Look on overstock.com. Great deals! The only problem is, be sure you love it, because return shipping is not great. Tuesday Morning also has some good deals on rugs, and I believe you can return to the store.
Great suggestions. I love Tuesday Morning. I arrived once when they had gotten their Gucci shipment!
Gorilla tape for really sticky situations. Go ape.
What causes the liner to stick to you is simple physics. The air around you is heated from the hot shower. The hotter the water, the more the air heats up. As that air heats, it rises. To replace that air, cold room air floods into the shower from underneath, thus causing your 'ballooning' issue. You may want to try a cotton hotel liner. As it gets wet, it gets heavier and thus less resistant to movement.

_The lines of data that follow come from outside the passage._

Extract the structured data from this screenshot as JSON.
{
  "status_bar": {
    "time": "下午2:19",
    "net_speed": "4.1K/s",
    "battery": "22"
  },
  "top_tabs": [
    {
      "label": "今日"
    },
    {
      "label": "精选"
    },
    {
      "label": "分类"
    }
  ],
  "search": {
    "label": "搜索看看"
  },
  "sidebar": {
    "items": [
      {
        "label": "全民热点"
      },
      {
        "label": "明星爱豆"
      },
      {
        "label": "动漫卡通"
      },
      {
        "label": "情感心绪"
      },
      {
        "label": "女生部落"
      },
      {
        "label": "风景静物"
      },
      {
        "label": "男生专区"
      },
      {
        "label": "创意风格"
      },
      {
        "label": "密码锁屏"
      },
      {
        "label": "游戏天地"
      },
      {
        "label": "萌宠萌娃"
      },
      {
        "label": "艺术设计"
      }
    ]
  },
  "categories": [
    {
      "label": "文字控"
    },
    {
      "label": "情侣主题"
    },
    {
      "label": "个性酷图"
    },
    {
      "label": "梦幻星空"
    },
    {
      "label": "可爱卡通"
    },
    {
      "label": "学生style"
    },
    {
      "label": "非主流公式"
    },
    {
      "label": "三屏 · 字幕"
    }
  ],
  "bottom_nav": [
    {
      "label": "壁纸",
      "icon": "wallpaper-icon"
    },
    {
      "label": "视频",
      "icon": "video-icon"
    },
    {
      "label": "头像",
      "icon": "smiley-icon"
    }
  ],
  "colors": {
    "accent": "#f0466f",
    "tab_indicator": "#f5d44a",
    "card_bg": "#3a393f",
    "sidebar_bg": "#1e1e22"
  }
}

Excited we have science loving people on the chat! Keep those great explanations coming! I also am a fan of spending top dollar for a good quality liner.
Currently, I have only one bedroom for two young kids and then another for a home office for my husband. How long is too long to wait before the home office needs to be sacraficed? The home office is currently used for two hours a day, every day, and the dining room is an unacceptable alternative work space.

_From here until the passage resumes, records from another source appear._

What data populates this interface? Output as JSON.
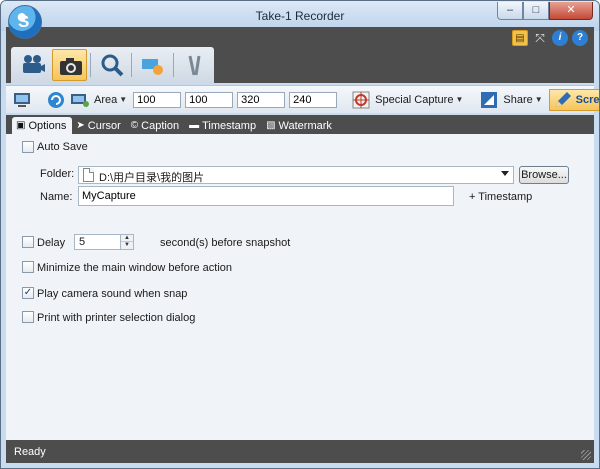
{
  "window": {
    "title": "Take-1 Recorder"
  },
  "window_buttons": {
    "minimize": "–",
    "maximize": "□",
    "close": "✕"
  },
  "ribbon_tools": {
    "info": "i",
    "help": "?"
  },
  "modes": [
    "video-camera",
    "photo-camera",
    "zoom",
    "highlight",
    "tools"
  ],
  "toolbar": {
    "area_label": "Area",
    "x": "100",
    "y": "100",
    "width": "320",
    "height": "240",
    "special_capture_label": "Special Capture",
    "share_label": "Share",
    "screen_label": "Scre"
  },
  "tabs": [
    {
      "label": "Options",
      "active": true
    },
    {
      "label": "Cursor",
      "active": false
    },
    {
      "label": "Caption",
      "active": false
    },
    {
      "label": "Timestamp",
      "active": false
    },
    {
      "label": "Watermark",
      "active": false
    }
  ],
  "options": {
    "auto_save_label": "Auto Save",
    "auto_save_checked": false,
    "folder_label": "Folder:",
    "folder_value": "D:\\用户目录\\我的图片",
    "browse_label": "Browse...",
    "name_label": "Name:",
    "name_value": "MyCapture",
    "timestamp_link": "+ Timestamp",
    "delay_label": "Delay",
    "delay_checked": false,
    "delay_value": "5",
    "delay_suffix": "second(s) before snapshot",
    "minimize_label": "Minimize the main window before action",
    "minimize_checked": false,
    "sound_label": "Play camera sound when snap",
    "sound_checked": true,
    "print_label": "Print with printer selection dialog",
    "print_checked": false
  },
  "status": {
    "text": "Ready"
  }
}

As long as they are not disrupting each other's sleep patterns and get along reasonably well, I would say they could stay together indefinitely if it is 2 boys or 2 girls. If they need individual space but you don't want to sacrifice the office, you could put a daybed or comfortable chair in there, as another place to hang out, read, do homework, or just "get away".
I'm intrigued with your suggestion of grey tiles; would you match the grout to the tile color?
Yes. I would match it as close as possible. It will make the surface look smooth and even. Otherwise you will get the checkerboard effect.
Love this stuff. I did my basement in them, right over ugly vinyl tiles. Plenty warm, easy to clean with kid mess, and SUPER easy to install. A straight edge and good utility knife, done in an afternoon for a 20x30 space.
I noticed the Kid's Room winner is very colorful and the Reader's Choice is pretty neutral and both are really great. Which approach is better long term? Or is there a way to use color that won't get tiresome as time goes on? How do you keep neutrals from being flat and dull?
I think the answer to which approach is better is very dependent on the personality of the homeowner. If you love the calmness of neutrals, don't be afraid it looks dull. What is flat and dull to one person is calm and soothing to another. Be true to your own style and the effectiveness of the design will follow. Also, it is easy enough to add a kick with pillows and lamps.
What do you look for in artwork for children's rooms? I'm not a huge fan of spelling out the baby's names in letters and that seems to be a major trend so the walls in the nursery remain mostly blank.
How about black and white family photos blown up? Or what about inexpensively framing some of your child's own colorful paintings. Monograms are indeed popular these days in kids rooms. My son had a painting of a sailboat done by his grandfather over his crib as a baby and it has remained there for 22 years. It is a special memory.
If you have enough space, do you believe that kids' toys should be mostly stored in a separate play room? Or do you thinks a kid's clothes, toys, games, and bedroom furniture should all be housed in the same room?
The easisest answer to this question is, a little of both. If you have the room, I would encourage most of the toy storage be elsewhere. That will help keep the bedroom less chaotic. However, it would probably be practical and beneficial to keep a few favorite things in the bedroom as well, to keep everyone happy and occupied!